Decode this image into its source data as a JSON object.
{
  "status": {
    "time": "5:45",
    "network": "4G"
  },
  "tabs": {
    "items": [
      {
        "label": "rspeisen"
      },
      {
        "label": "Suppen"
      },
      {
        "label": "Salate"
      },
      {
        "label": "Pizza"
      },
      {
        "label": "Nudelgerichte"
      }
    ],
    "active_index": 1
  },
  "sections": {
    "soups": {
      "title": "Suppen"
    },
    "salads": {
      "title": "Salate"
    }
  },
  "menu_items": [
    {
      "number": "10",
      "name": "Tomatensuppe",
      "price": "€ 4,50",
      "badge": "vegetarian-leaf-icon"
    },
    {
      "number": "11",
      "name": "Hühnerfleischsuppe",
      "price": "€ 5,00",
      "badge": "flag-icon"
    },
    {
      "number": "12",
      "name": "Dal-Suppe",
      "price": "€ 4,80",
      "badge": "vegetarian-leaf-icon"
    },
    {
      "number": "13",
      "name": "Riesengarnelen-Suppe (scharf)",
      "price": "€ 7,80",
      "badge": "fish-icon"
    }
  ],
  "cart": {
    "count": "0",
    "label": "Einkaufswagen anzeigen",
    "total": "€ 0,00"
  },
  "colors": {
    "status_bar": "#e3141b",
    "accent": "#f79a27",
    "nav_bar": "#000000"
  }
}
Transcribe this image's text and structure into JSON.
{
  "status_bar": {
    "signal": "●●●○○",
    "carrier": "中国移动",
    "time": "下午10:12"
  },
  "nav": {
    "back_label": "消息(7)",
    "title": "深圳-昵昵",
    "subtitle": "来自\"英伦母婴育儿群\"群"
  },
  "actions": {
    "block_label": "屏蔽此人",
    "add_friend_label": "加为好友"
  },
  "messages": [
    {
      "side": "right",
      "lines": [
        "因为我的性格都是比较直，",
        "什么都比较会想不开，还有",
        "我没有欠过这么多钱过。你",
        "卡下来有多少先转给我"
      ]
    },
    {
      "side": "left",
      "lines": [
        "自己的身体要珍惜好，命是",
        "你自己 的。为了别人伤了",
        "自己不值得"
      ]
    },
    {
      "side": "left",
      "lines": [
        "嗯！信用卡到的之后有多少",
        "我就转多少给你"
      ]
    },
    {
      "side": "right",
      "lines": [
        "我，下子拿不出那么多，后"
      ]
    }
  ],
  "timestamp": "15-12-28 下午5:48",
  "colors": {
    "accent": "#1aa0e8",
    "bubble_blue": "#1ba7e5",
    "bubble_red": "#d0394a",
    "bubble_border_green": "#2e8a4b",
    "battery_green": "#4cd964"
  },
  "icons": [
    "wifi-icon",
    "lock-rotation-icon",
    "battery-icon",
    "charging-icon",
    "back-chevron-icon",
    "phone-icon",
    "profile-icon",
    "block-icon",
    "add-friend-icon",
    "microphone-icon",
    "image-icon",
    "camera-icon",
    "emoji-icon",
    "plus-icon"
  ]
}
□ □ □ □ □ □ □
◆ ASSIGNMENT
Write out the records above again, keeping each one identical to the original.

◆ SOLUTION TO THE PROBLEM
Decode this image into its source data as a JSON object.
{
  "status": {
    "time": "5:45",
    "network": "4G"
  },
  "tabs": {
    "items": [
      {
        "label": "rspeisen"
      },
      {
        "label": "Suppen"
      },
      {
        "label": "Salate"
      },
      {
        "label": "Pizza"
      },
      {
        "label": "Nudelgerichte"
      }
    ],
    "active_index": 1
  },
  "sections": {
    "soups": {
      "title": "Suppen"
    },
    "salads": {
      "title": "Salate"
    }
  },
  "menu_items": [
    {
      "number": "10",
      "name": "Tomatensuppe",
      "price": "€ 4,50",
      "badge": "vegetarian-leaf-icon"
    },
    {
      "number": "11",
      "name": "Hühnerfleischsuppe",
      "price": "€ 5,00",
      "badge": "flag-icon"
    },
    {
      "number": "12",
      "name": "Dal-Suppe",
      "price": "€ 4,80",
      "badge": "vegetarian-leaf-icon"
    },
    {
      "number": "13",
      "name": "Riesengarnelen-Suppe (scharf)",
      "price": "€ 7,80",
      "badge": "fish-icon"
    }
  ],
  "cart": {
    "count": "0",
    "label": "Einkaufswagen anzeigen",
    "total": "€ 0,00"
  },
  "colors": {
    "status_bar": "#e3141b",
    "accent": "#f79a27",
    "nav_bar": "#000000"
  }
}
Transcribe this image's text and structure into JSON.
{
  "status_bar": {
    "signal": "●●●○○",
    "carrier": "中国移动",
    "time": "下午10:12"
  },
  "nav": {
    "back_label": "消息(7)",
    "title": "深圳-昵昵",
    "subtitle": "来自\"英伦母婴育儿群\"群"
  },
  "actions": {
    "block_label": "屏蔽此人",
    "add_friend_label": "加为好友"
  },
  "messages": [
    {
      "side": "right",
      "lines": [
        "因为我的性格都是比较直，",
        "什么都比较会想不开，还有",
        "我没有欠过这么多钱过。你",
        "卡下来有多少先转给我"
      ]
    },
    {
      "side": "left",
      "lines": [
        "自己的身体要珍惜好，命是",
        "你自己 的。为了别人伤了",
        "自己不值得"
      ]
    },
    {
      "side": "left",
      "lines": [
        "嗯！信用卡到的之后有多少",
        "我就转多少给你"
      ]
    },
    {
      "side": "right",
      "lines": [
        "我，下子拿不出那么多，后"
      ]
    }
  ],
  "timestamp": "15-12-28 下午5:48",
  "colors": {
    "accent": "#1aa0e8",
    "bubble_blue": "#1ba7e5",
    "bubble_red": "#d0394a",
    "bubble_border_green": "#2e8a4b",
    "battery_green": "#4cd964"
  },
  "icons": [
    "wifi-icon",
    "lock-rotation-icon",
    "battery-icon",
    "charging-icon",
    "back-chevron-icon",
    "phone-icon",
    "profile-icon",
    "block-icon",
    "add-friend-icon",
    "microphone-icon",
    "image-icon",
    "camera-icon",
    "emoji-icon",
    "plus-icon"
  ]
}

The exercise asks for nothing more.